A major Antarctic ice sheet, once believed to be stable, is anything but…

Warming waters from the southern Indian Ocean are slipping under the Totten Ice Shelf in East Antarctica and thinning the ledge from below. The Totten Shelf, which sits on on the coast and floats on the waster, holds back the massive East Antarctic glacier, an ice sheet about the size of the continental United States.

Because the ice shelf appeared to be stable when observed from about, scientists believed that the ice shelf and the sheet behind it were stable. Recent observations on the ground suggest that the shelf has been thinning for the past few decades.

The Totten shelf appears to be following the same basic scenario as the Larsen A, B and C shelves, all of which have collapsed in the past 20 years.


Ice shelves are a sort of hybrid between the vast ice sheets that cover Greenland and Antarctica and sea ice, which floats in the polar regions. What makes ice shelves interesting to scientists is the fact that they serve to hold back the continent-sized glaciers behind them. When ice shelves collapse, as the Larsen C shelf did earlier in 2017, the glaciers behind them “speed up”, accelerating their flow into the oceans. When land ice flows into the sea and melts, it contributes significantly to sea level rise because the water/ice has not previously been in the ocean.

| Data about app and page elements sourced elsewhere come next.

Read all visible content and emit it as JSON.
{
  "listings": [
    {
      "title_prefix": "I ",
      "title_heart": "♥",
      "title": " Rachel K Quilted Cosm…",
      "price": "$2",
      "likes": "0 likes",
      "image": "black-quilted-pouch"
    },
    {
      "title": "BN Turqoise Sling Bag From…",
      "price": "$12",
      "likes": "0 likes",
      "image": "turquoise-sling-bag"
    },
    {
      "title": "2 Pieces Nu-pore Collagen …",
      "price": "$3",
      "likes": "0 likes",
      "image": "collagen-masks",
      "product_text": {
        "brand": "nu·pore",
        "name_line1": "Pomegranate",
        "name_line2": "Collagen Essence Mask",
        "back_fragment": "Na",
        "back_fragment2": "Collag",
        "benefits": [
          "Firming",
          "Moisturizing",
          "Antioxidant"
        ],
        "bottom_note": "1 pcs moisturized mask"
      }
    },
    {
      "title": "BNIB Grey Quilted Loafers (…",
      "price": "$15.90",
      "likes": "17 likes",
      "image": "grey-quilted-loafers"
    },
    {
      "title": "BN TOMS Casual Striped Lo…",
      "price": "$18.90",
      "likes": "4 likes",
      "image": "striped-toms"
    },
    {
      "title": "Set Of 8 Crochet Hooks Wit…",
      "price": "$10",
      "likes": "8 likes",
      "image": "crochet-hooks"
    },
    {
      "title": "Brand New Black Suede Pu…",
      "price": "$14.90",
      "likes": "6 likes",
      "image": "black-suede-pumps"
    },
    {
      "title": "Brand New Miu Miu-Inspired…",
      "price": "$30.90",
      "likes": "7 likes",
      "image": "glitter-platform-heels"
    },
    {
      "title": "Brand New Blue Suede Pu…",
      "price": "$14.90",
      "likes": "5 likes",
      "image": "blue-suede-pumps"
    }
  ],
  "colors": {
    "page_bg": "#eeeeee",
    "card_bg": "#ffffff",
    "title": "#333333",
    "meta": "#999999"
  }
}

If the East Antarctica ice sheet melted, it would raise sea levels globally up to 60 feet.

Posted in Totten Ice Shelf | Comments Off